Yoga myth 5: “You must be slim to do yoga”
fact: More and more yoga teachers and people who advocate for a variety of body types are propagating the message that body shape and body type are not obstacles to yoga. As Eckhart said: “You may think that your body needs to adapt and be shaped into the perfect posture to describe the shape, but yoga knows that these postures are for your benefit, adapt and let them work and love your body. This It’s the wisdom of yoga.”
Where necessary, yoga props (such as blocks and straps) can be used to adjust the movement, or if forward bending is a challenge, simply widening the legs can allow the practitioner to obtain similar benefits. Studies have shown that yoga can also help improve body image.A study published in an Elsevier journal Body image After tracking more than 1,600 young people over 15 years, it was found that practicing yoga was associated with higher levels of physical satisfaction.
Yoga Myth 6: “Yoga is only for women”
fact: According to a recent study, many men view yoga as a female activity Complementary therapy in clinical practice, But the concept is changing. “Some people think that based on the stereotypes they see, hear, or read, they know the full content of this practice,” Michael James Wong, founder and teacher Yoga boy with Breathing items, Tell Live Science. “Nine out of ten, they are wrong. They realize that yoga is very good for their physical and mental health.”
In fact, yoga even affects the bedroom, and research shows Journal of Sexual Medicine Shows that it increases male desire and improves performance. But Wong said that the essence of yoga is deeper. “The real benefits come from self-awareness, mental health, techniques for calming the mind, and ways to turn to a positive perspective,” he said.
Whether you are young or not, flexible or rigid, or somewhere in between, yoga may be a great choice for you.

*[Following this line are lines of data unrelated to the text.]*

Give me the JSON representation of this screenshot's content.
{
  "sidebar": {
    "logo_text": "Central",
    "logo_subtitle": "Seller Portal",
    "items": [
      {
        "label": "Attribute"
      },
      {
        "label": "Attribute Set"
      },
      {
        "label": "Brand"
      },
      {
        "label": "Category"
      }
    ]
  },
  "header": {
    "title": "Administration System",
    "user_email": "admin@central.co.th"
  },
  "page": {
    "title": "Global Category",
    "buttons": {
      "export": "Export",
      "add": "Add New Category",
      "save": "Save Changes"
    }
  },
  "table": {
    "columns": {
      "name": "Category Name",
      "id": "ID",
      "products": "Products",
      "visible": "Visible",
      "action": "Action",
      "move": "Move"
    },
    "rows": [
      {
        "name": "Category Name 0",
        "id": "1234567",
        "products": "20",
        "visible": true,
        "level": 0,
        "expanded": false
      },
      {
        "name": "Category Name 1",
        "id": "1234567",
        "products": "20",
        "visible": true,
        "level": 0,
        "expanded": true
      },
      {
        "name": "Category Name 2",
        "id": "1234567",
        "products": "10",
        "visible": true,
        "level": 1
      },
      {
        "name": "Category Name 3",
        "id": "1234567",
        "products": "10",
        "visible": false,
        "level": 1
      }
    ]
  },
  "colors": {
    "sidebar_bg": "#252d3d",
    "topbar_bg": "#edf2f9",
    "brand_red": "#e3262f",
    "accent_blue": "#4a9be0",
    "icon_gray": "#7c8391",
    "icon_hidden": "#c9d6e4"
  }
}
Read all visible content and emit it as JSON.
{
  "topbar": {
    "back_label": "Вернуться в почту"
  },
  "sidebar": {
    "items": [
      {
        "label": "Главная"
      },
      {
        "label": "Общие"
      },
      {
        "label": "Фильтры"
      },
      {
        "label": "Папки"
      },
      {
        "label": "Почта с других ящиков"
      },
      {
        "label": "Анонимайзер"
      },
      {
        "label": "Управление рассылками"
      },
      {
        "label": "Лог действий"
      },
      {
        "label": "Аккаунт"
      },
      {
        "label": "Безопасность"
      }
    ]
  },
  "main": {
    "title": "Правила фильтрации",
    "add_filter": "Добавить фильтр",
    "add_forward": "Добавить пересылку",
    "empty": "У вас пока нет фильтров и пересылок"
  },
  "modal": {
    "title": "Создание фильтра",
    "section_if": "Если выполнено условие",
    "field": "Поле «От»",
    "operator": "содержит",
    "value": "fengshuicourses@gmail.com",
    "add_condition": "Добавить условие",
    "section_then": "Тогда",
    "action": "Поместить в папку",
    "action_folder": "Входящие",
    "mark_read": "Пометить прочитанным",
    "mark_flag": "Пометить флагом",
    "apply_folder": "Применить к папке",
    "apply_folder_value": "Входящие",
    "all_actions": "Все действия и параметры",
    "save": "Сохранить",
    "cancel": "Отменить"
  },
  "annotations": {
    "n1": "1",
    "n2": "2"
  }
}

Ignore the myths and stereotypes surrounding traditions and blaze a trail of their own. As Wong said: “The best way is to remember that you are unique in your body shape, shape and proportions, as well as in your daily activities and personal experiences. This way you can focus on yourself in practice without You need to compare your practice with others or judge what is “good”.”